School where staff mark 'how they like' gets government approval

A school which gave teachers a “carte blanche” to mark pupils’ work “however they like” has been picked out by the government as an example of good practice.

Barr Beacon School, near Birmingham, has halved the time staff spend grading homework by lifting all marking requirements and allowing them to give pupils written feedback twice every half-term, though this is a rule it may scrap.

David Lowbridge-Ellis (pictured), the school’s deputy headteacher and its head of marking, said the new approach was implemented after an Ofsted inspection in 2014 told the ‘outstanding’-rated school that it needed to “ensure that work is marked and assessed accurately, and that written feedback” was clear for pupils.

Even though Sean Harford, Ofsted’s director of education, has since reminded inspectors that they must not judge the type or frequency of marking, the school changed its approach after some staff admitted they could not manage their marking workload.

Teachers use a range of methods, and Lowbridge-Ellis is now seeking to halve individual teacher marking time yet again, to just a quarter of where it was three years ago.

Teachers are trusted to provide feedback as they wish, on the condition that pupils can answer two questions: what their strengths and weaknesses in each subject are. Teachers and senior leaders ask these questions, and if pupils are unable to answer, or if they identify the wrong weaknesses, only then is the feedback considered to be in need of review.

Barr Beacon School pupils

Parents were informed of the approach in a letter sent out last September, and “not one has complained”, according to Lowbridge-Ellis, who claims that even the school’s lowest-attaining pupils “can all articulate what they need to do in those subjects, and they’re doing it”.

“Schools doubt the ability of the pupils to articulate that – but they absolutely can,” he added.

The school runs lesson observations but the emphasis is on trusting the teachers. Workload is also reduced by writing letter codes on pupils’ work instead of written commentary – such as an A for apostrophes or a Z for needing to “zoom” in closer on words in English lessons.

If the majority of the class are struggling with a problem, some of the lesson is dedicated to teaching that issue.

Now three of the four schools in the Matrix Academy Trust, to which Barr Beacon belongs, use a version of the marking method. Lowbridge-Ellis has even written about his methods for the

Department for Education, and was recently asked to speak at an event, addressing headteachers about reducing marking time.

Perhaps more importantly, Harford has tweeted Lowbridge-Ellis to say his efforts are “especially interesting”.

Tim Oates, the group director of assessment research and development at Cambridge Assessment, said the school’s methods replicated his own upcoming research which will show teachers are “relieved” and better their understanding of pupils’ learning when “neurotic, bureaucratic marking processes” are removed.

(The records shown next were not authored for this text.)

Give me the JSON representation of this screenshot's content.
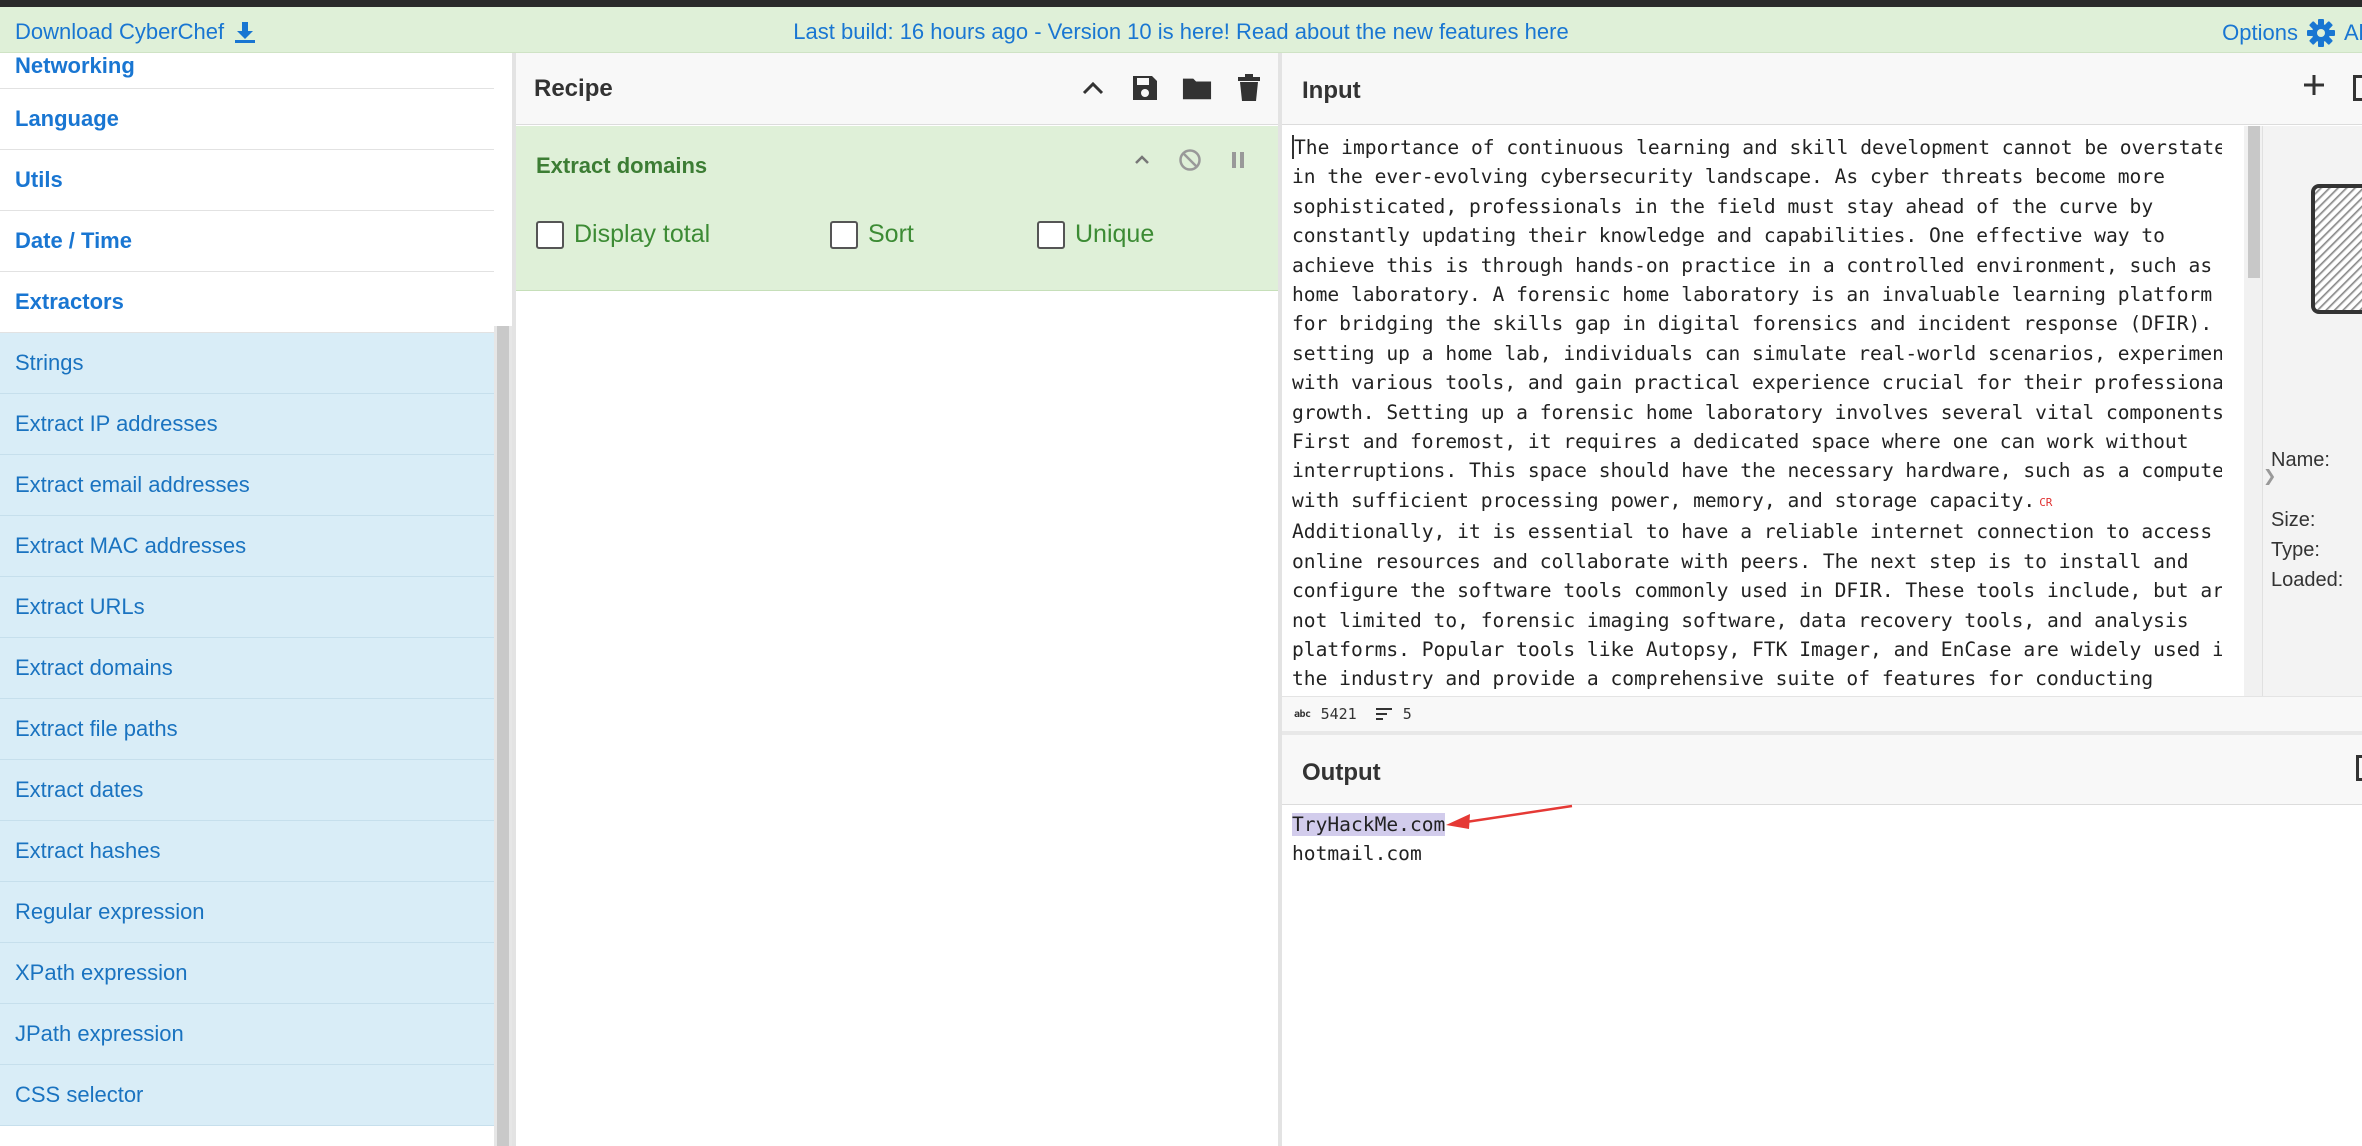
{
  "banner": {
    "download_label": "Download CyberChef",
    "notice": "Last build: 16 hours ago - Version 10 is here! Read about the new features here",
    "options_label": "Options",
    "about_label": "About / Support"
  },
  "sidebar": {
    "categories": [
      "Networking",
      "Language",
      "Utils",
      "Date / Time",
      "Extractors"
    ],
    "operations": [
      "Strings",
      "Extract IP addresses",
      "Extract email addresses",
      "Extract MAC addresses",
      "Extract URLs",
      "Extract domains",
      "Extract file paths",
      "Extract dates",
      "Extract hashes",
      "Regular expression",
      "XPath expression",
      "JPath expression",
      "CSS selector"
    ]
  },
  "recipe": {
    "title": "Recipe",
    "operation": {
      "name": "Extract domains",
      "options": [
        {
          "label": "Display total",
          "checked": false
        },
        {
          "label": "Sort",
          "checked": false
        },
        {
          "label": "Unique",
          "checked": false
        }
      ]
    }
  },
  "input": {
    "title": "Input",
    "lines": [
      "The importance of continuous learning and skill development cannot be overstated",
      "in the ever-evolving cybersecurity landscape. As cyber threats become more",
      "sophisticated, professionals in the field must stay ahead of the curve by",
      "constantly updating their knowledge and capabilities. One effective way to",
      "achieve this is through hands-on practice in a controlled environment, such as a",
      "home laboratory. A forensic home laboratory is an invaluable learning platform",
      "for bridging the skills gap in digital forensics and incident response (DFIR). By",
      "setting up a home lab, individuals can simulate real-world scenarios, experiment",
      "with various tools, and gain practical experience crucial for their professional",
      "growth. Setting up a forensic home laboratory involves several vital components.",
      "First and foremost, it requires a dedicated space where one can work without",
      "interruptions. This space should have the necessary hardware, such as a computer",
      "with sufficient processing power, memory, and storage capacity.",
      "Additionally, it is essential to have a reliable internet connection to access",
      "online resources and collaborate with peers. The next step is to install and",
      "configure the software tools commonly used in DFIR. These tools include, but are",
      "not limited to, forensic imaging software, data recovery tools, and analysis",
      "platforms. Popular tools like Autopsy, FTK Imager, and EnCase are widely used in",
      "the industry and provide a comprehensive suite of features for conducting"
    ],
    "cr_marker": "CR",
    "file": {
      "name_label": "Name:",
      "size_label": "Size:",
      "type_label": "Type:",
      "loaded_label": "Loaded:"
    },
    "status": {
      "abc_icon": "abc",
      "length": "5421",
      "lines": "5"
    }
  },
  "output": {
    "title": "Output",
    "lines": [
      "TryHackMe.com",
      "hotmail.com"
    ],
    "highlight_color": "#d2ccec",
    "annotation_color": "#e53935"
  }
}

But he did not believe “every school should necessarily be able to do its own thing”, and instead a national strategy about marking and assessment backed by research needed to be centrally disseminated, he said.